In Iran, International foreign films and television programs are dubbed in Persian. Dubbing began in 1946 with the advent of movies and cinemas in the country. Since then, foreign movies have always been dubbed for the cinema and TV foreign films and television programs are subtitled in Persian. Using various voice actors and adding local hints and witticisms to the original contents, dubbing played a major role in attracting people to the cinemas and developing an interest in other cultures. The dubbing art in Iran reached its apex during the 1960s and 1970s with the inflow of American, European and Hindi movies.
The most famous musicals of the time, such as My Fair Lady and The Sound of Music, were translated, adjusted and performed in Persian by the voice artists. Since the 1990s, for political reasons and under pressure from the state, the dubbing industry has declined, with movies dubbed only for the state TV channels. During recent years, DVDs with Persian subtitles have found a market among viewers for the same reason, but most people still prefer the Persian-speaking dubbed versions. Recently, privately operated companies started dubbing TV series by hiring famous dubbers. However, the dubs which these companies make are often unauthorized and vary greatly in terms of quality.
In Israel, only children's movies and TV programming are dubbed in Hebrew. In programs aimed at teenagers and adults, dubbing is never considered for translation, not only because of its high costs, but also because the audience is mainly multi-lingual. Most viewers in Israel speak at least one European language in addition to Hebrew, and a large part of the audience also speaks Arabic. Therefore, most viewers prefer to hear the original soundtrack, aided by Hebrew subtitles. Another problem is that dubbing does not allow for translation into two different languages simultaneously, as is often the case of Israeli television channels that use subtitles in Hebrew and another language (like Russian) simultaneously.

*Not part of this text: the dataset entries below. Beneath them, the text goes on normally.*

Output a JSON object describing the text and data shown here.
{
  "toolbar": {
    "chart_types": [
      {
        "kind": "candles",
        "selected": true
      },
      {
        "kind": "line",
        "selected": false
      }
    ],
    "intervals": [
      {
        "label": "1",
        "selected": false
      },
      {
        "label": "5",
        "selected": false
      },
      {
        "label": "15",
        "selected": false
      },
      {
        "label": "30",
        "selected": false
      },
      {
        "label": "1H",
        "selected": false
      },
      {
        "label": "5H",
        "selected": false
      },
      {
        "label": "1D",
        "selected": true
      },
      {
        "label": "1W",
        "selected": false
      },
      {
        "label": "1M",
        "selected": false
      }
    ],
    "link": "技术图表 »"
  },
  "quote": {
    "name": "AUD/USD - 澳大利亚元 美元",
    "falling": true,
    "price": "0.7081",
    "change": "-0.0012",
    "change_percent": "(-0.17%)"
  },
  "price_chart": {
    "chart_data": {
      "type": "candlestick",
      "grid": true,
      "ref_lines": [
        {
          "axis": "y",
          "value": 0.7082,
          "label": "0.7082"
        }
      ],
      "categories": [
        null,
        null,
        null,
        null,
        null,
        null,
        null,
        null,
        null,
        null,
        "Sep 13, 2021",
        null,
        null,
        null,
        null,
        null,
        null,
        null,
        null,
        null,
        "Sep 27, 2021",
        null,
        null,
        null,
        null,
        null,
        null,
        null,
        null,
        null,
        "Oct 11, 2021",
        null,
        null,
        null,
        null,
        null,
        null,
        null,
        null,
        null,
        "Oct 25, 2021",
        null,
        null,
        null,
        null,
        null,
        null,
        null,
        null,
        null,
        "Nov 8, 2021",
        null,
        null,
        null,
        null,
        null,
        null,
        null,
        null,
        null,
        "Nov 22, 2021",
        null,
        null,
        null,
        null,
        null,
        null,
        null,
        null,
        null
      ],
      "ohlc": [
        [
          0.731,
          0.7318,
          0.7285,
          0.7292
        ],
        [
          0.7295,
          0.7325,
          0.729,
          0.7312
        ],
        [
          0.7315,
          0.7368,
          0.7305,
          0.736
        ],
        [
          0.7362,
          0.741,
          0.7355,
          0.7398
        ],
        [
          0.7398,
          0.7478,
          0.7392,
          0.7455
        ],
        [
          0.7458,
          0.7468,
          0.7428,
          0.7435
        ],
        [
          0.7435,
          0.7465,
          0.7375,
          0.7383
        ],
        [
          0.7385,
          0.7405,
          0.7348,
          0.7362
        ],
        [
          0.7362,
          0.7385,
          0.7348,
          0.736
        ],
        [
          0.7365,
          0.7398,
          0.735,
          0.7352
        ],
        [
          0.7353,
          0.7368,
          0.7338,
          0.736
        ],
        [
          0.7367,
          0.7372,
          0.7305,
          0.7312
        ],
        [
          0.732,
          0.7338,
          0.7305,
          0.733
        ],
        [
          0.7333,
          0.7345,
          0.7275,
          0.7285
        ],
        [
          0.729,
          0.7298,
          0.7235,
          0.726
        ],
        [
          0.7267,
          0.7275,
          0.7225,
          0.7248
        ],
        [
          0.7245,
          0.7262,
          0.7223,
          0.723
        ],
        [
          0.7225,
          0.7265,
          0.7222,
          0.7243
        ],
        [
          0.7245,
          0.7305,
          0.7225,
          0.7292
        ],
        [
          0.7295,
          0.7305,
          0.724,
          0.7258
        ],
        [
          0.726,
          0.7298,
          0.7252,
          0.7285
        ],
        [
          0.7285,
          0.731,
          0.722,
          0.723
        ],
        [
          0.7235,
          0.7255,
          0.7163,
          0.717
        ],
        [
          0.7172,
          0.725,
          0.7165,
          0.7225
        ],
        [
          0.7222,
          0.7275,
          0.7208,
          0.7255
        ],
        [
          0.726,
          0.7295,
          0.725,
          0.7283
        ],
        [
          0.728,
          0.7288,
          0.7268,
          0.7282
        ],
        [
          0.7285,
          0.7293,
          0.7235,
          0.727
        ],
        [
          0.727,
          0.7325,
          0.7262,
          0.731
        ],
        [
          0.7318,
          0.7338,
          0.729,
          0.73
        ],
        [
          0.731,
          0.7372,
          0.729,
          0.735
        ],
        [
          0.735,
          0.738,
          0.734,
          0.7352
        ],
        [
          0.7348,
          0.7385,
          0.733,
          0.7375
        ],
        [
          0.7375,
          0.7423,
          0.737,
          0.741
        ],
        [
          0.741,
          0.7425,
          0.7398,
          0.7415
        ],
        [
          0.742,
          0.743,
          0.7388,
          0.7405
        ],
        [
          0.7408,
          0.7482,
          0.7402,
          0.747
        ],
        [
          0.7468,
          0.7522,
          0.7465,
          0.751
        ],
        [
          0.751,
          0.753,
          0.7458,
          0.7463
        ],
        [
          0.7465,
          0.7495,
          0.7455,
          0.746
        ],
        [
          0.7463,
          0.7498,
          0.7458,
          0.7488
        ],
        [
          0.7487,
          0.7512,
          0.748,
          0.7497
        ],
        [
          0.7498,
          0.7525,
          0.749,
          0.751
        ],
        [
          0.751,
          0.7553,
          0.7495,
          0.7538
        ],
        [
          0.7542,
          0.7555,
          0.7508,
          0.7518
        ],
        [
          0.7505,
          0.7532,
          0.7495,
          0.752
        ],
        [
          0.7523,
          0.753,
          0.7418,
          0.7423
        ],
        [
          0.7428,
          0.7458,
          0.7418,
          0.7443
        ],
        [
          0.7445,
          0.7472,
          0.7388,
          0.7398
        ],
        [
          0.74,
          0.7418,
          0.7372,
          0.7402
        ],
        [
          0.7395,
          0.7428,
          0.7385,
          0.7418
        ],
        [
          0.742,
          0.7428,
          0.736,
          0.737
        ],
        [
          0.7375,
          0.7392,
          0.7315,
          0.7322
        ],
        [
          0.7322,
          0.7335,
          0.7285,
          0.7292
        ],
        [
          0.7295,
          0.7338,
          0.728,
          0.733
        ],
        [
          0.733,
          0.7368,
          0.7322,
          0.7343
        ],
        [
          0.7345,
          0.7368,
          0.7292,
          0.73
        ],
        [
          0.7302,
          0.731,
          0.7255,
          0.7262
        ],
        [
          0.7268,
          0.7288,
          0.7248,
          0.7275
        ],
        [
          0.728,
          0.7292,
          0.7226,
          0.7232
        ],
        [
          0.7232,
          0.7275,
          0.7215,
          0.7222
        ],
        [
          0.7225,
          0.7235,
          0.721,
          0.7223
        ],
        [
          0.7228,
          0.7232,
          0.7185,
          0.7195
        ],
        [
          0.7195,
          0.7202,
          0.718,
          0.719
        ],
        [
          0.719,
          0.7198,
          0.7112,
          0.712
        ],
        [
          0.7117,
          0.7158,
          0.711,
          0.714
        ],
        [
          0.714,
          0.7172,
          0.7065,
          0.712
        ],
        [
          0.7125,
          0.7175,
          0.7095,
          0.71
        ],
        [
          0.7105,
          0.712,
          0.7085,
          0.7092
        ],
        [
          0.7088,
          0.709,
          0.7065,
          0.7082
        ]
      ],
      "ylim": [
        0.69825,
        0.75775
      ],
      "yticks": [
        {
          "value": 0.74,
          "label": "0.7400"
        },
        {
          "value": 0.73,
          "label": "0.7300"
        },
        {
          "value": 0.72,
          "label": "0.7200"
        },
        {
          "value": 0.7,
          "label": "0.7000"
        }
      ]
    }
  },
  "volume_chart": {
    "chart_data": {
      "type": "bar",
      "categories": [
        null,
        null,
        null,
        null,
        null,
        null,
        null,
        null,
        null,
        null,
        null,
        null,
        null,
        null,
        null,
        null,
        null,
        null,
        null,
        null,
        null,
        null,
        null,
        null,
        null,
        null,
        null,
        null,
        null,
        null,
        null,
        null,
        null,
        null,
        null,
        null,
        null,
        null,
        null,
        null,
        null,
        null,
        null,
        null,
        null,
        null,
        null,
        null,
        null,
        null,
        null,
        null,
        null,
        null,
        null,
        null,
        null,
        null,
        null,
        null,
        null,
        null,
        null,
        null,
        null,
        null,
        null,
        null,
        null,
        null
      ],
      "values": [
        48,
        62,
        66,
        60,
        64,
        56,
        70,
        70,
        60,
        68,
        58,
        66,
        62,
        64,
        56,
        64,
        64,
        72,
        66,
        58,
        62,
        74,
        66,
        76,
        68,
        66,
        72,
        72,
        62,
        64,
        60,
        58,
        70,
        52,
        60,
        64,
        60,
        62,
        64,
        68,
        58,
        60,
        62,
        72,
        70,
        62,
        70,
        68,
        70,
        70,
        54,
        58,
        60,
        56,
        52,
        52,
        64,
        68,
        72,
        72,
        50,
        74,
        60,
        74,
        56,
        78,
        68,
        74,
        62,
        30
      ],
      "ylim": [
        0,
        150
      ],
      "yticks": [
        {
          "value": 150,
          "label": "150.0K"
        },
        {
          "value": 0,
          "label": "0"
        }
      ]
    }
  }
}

Due to the lack of video software for domestic television, video software was imported from abroad. When the television program was shown on television, it was mostly dubbed. There was a character limit for a small TV screen at a lower resolution, and this method was not suitable for the poor elderly and illiterate eye, as was audio dubbing. Presently, TV shows and movies (both those aimed at all ages and adults-only) are shown dubbed with the original language and Japanese subtitles, while providing the original language option when the same film is released on VHS, DVD and Blu-ray. Laserdisc releases of Hollywood films were almost always subtitled, films alike Godzilla: King of the Monsters.

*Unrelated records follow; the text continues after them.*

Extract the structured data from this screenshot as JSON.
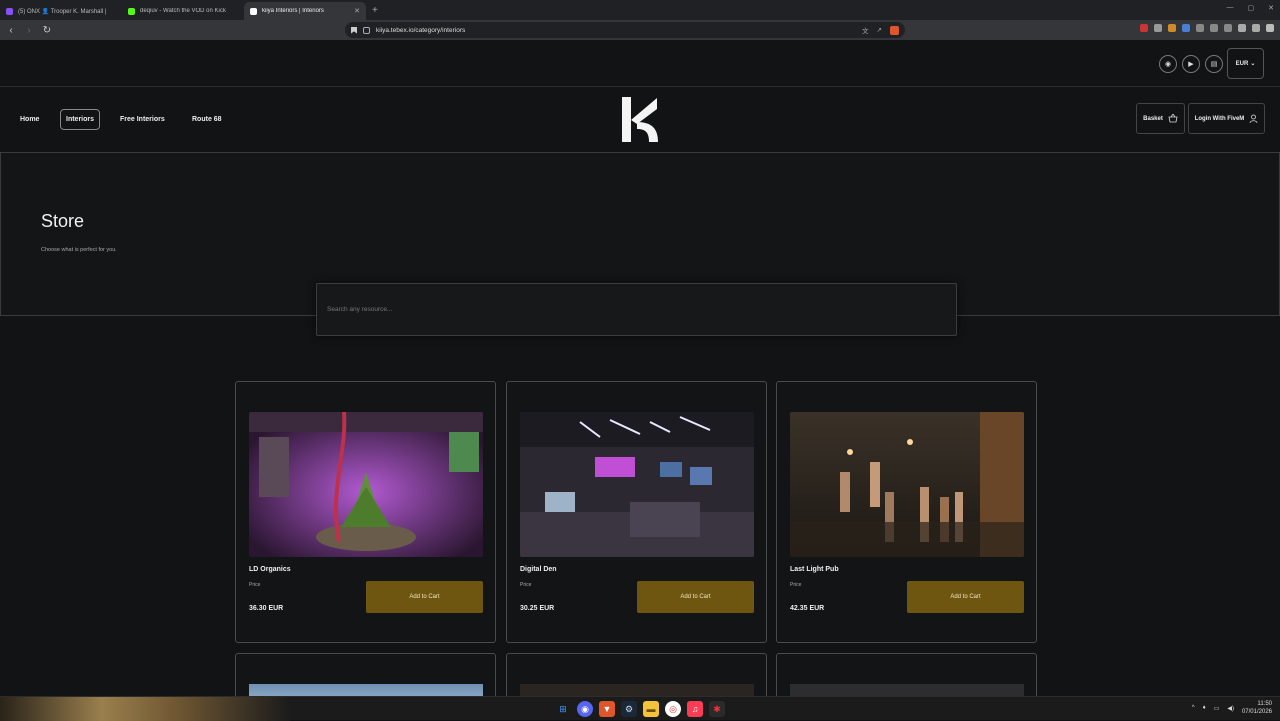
{
  "browser": {
    "tabs": [
      {
        "title": "(5) ONX  👤 Trooper K. Marshall | ",
        "color": "#8a4fff",
        "active": false
      },
      {
        "title": "deqiuv - Watch the VOD on Kick",
        "color": "#53fc18",
        "active": false
      },
      {
        "title": "kiiya Interiors | Interiors",
        "color": "#ffffff",
        "active": true
      }
    ],
    "new_tab": "+",
    "url": "kiiya.tebex.io/category/interiors"
  },
  "header": {
    "currency": "EUR",
    "icons": [
      "discord-icon",
      "youtube-icon",
      "chat-icon"
    ]
  },
  "nav": {
    "links": [
      "Home",
      "Interiors",
      "Free Interiors",
      "Route 68"
    ],
    "basket": "Basket",
    "login": "Login With FiveM"
  },
  "hero": {
    "title": "Store",
    "subtitle": "Choose what is perfect for you."
  },
  "search": {
    "placeholder": "Search any resource..."
  },
  "products": [
    {
      "name": "LD Organics",
      "price_label": "Price",
      "price": "36.30 EUR",
      "button": "Add to Cart"
    },
    {
      "name": "Digital Den",
      "price_label": "Price",
      "price": "30.25 EUR",
      "button": "Add to Cart"
    },
    {
      "name": "Last Light Pub",
      "price_label": "Price",
      "price": "42.35 EUR",
      "button": "Add to Cart"
    }
  ],
  "taskbar": {
    "time": "11:50",
    "date": "07/01/2026"
  },
  "colors": {
    "accent": "#6e5510",
    "background": "#121314"
  }
}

Adult cartoons such as South Park and The Simpsons are shown dubbed in Japanese on the WOWOW TV channel. South Park: Bigger, Longer and Uncut was dubbed in Japanese by different actors instead of the same Japanese dubbing-actors from the cartoon because it was handled by a different Japanese dubbing studio, and it was marketed for the Kansai market. In Japanese theaters, foreign-language movies, except those intended for children, are usually shown in their original version with Japanese subtitles. Foreign films usually contain multiple Japanese-dubbing versions, but with several different original Japanese-dubbing voice actors, depending upon which TV station they are aired. NHK, Nippon TV, Fuji TV, TV Asahi, and TBS usually follow this practice, as do software releases on VHS, Laserdisc, DVD and Blu-ray. As for recent foreign films being released, there are now some film theaters in Japan that show both dubbed and subtitled editions.

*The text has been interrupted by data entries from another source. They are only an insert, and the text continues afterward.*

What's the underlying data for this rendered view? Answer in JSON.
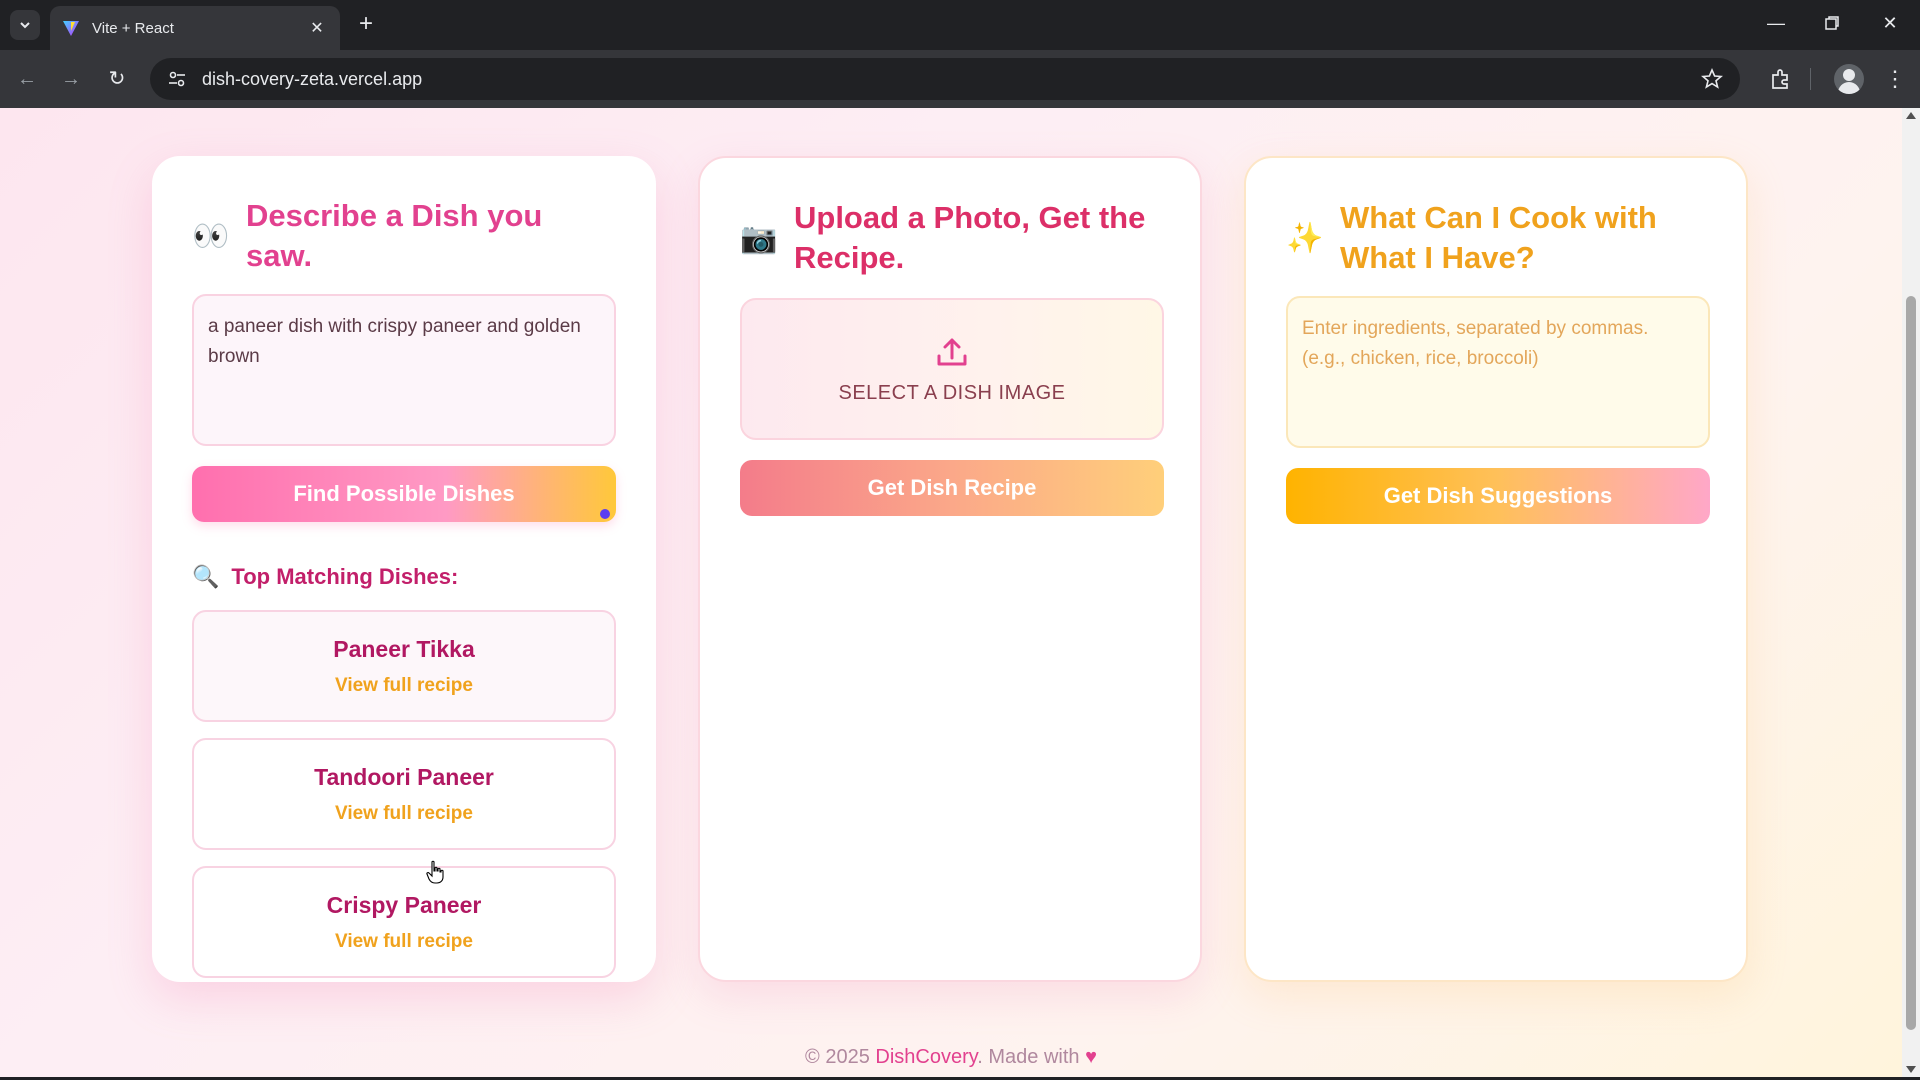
{
  "browser": {
    "tab_title": "Vite + React",
    "tab_close_icon": "close-icon",
    "new_tab_icon": "plus-icon",
    "url": "dish-covery-zeta.vercel.app",
    "window_controls": [
      "minimize-icon",
      "restore-icon",
      "close-icon"
    ]
  },
  "describe": {
    "emoji": "👀",
    "title": "Describe a Dish you saw.",
    "input_value": "a paneer dish with crispy paneer and golden brown",
    "button_label": "Find Possible Dishes",
    "matches_icon": "🔍",
    "matches_title": "Top Matching Dishes:",
    "dishes": [
      {
        "name": "Paneer Tikka",
        "link": "View full recipe"
      },
      {
        "name": "Tandoori Paneer",
        "link": "View full recipe"
      },
      {
        "name": "Crispy Paneer",
        "link": "View full recipe"
      }
    ]
  },
  "upload": {
    "emoji": "📷",
    "title": "Upload a Photo, Get the Recipe.",
    "dropzone_label": "SELECT A DISH IMAGE",
    "button_label": "Get Dish Recipe"
  },
  "cook": {
    "emoji": "✨",
    "title": "What Can I Cook with What I Have?",
    "input_placeholder": "Enter ingredients, separated by commas. (e.g., chicken, rice, broccoli)",
    "button_label": "Get Dish Suggestions"
  },
  "footer": {
    "prefix": "© 2025 ",
    "brand": "DishCovery",
    "suffix": ". Made with ",
    "heart": "♥"
  },
  "colors": {
    "pink": "#e2418f",
    "red": "#dc2f68",
    "orange": "#f0a21d",
    "dish_name": "#b11862"
  }
}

Since the late 1990s/early 2000s, however, more originally English-language programs that air on major free-to-air networks (i.e. 5, ABS-CBN, GMA) have been dubbed into Filipino. Even the former Studio 23 (now S+A), once known for its airing programs in English, had adopted Filipino language dubbing for some of its foreign programs. C